I’ve been struck this past week, reading my various rabbis’ words as we process Operation Pillar, by all the talk of weeping. “I weep for Israelis terrorized by sirens….” “I weep for Gazans terrorized by Israelis….” “I weep for everyone on both sides….” There was a nice comment that someone made somewhere about how we shouldn’t forget to weep for the Bedouin in the southern Negev while we are weeping for both Israelis and Gazans. And so on.
Then there were the comments telling the rest of us who we are allowed to weep for; I read one posting in another place from a rabbi admonishing the rest of us that we’re not entitled to weep for Gaza unless we have a first-degree relative in Israel, preferably directly in harm’s way. That pissed me off.
And I also saw disgruntled comments that certain kinds of weeping — for the four Israeli dead, for example — just feed the evil delusion that this is a symmetrical conflict. Or that if you only weep for the dead and destroyed of Gaza, you are self-hating, or at the very least, no one in the Jewish community will take your weeping seriously.
For a couple of days now I’ve been kind of anti-weeping. But, like many of us, I’ve been feeling pretty damned impotent to do anything useful. And today I got to thinking that maybe this is one role for rabbis: to weep. And to share our sorrow and rage and all the rest, whatever piece of the whole scenario brings us to tears. There’s plenty to cry about. I haven’t personally shed any tears yet, but I’ve had knots in my stomach a lot and some sleepless nights.

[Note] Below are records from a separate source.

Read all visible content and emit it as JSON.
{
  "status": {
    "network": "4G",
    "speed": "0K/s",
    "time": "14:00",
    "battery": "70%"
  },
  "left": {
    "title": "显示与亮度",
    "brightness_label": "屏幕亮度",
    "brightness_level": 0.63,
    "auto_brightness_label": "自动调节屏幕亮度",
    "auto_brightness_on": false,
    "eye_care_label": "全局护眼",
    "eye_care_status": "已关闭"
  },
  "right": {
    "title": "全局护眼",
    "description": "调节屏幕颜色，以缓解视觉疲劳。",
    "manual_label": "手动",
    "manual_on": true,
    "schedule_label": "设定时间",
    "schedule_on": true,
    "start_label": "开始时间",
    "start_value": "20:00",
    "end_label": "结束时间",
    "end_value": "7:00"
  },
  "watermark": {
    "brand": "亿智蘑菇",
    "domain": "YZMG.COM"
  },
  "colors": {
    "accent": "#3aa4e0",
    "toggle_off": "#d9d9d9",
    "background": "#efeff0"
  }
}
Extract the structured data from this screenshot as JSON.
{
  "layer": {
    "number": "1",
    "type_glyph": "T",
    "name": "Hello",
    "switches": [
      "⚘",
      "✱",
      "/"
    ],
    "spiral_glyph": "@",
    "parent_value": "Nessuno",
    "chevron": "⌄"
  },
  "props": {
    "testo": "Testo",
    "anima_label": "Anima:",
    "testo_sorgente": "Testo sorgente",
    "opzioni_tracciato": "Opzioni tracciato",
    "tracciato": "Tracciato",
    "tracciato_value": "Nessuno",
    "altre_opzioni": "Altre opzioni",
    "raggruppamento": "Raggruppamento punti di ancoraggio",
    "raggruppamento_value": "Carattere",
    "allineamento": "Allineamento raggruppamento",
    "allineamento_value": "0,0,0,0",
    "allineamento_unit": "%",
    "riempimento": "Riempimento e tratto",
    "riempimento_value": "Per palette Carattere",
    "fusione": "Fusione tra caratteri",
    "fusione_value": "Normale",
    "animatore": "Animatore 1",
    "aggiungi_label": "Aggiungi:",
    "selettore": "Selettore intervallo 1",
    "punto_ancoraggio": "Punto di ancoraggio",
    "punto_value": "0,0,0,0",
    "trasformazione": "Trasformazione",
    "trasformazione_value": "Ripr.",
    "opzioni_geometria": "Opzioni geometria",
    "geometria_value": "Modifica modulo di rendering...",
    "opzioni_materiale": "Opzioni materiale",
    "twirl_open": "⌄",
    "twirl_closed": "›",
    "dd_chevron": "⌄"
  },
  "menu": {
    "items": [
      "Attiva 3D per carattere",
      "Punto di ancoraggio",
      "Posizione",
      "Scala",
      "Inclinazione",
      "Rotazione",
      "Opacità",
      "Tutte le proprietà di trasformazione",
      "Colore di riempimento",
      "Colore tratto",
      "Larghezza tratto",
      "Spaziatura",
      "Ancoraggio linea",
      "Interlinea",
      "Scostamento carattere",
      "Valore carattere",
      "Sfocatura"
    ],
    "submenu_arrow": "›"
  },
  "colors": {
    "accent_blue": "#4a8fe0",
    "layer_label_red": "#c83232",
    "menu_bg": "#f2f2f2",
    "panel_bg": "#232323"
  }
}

But mostly I think it’s probably a good idea, at least for me, to try to stay centered and think. What I am trying — not totally productively — to think about is what I have to offer that might be of help. I don’t think that any of us can do absolutely the one perfect thing that will end the blockade, end the occupation and bring peace and justice. It’s going to be partial from each of us. So I’m also thinking that it’s probably not too productive to try to look tougher than I actually am, or smarter, or more radical. though it’s hard for me not to try. I was particularly moved by one person in our Rabbinic Council who said the other day that she’s not really in a position to be out front in public right now, but she can see doing some behind-the-scenes things, like making phone calls or writing press releases or even reaching out to other rabbis who are having a hard time right now dealing with this stuff. When she said that I thought, wow, that’s something useful being said here.
But back to the weeping… I think that all of us are moved to weep by different things, which is as it should be. I don’t really think that one kind of weeping is better than another at this moment. I kind of imagine us all at home, looking at our various computers and weeping, each in our own way, so that between us all we’re weeping over much of the tragedy/crisis/war/massacre and trying to find our voices and think how we can help.
And I find this comforting.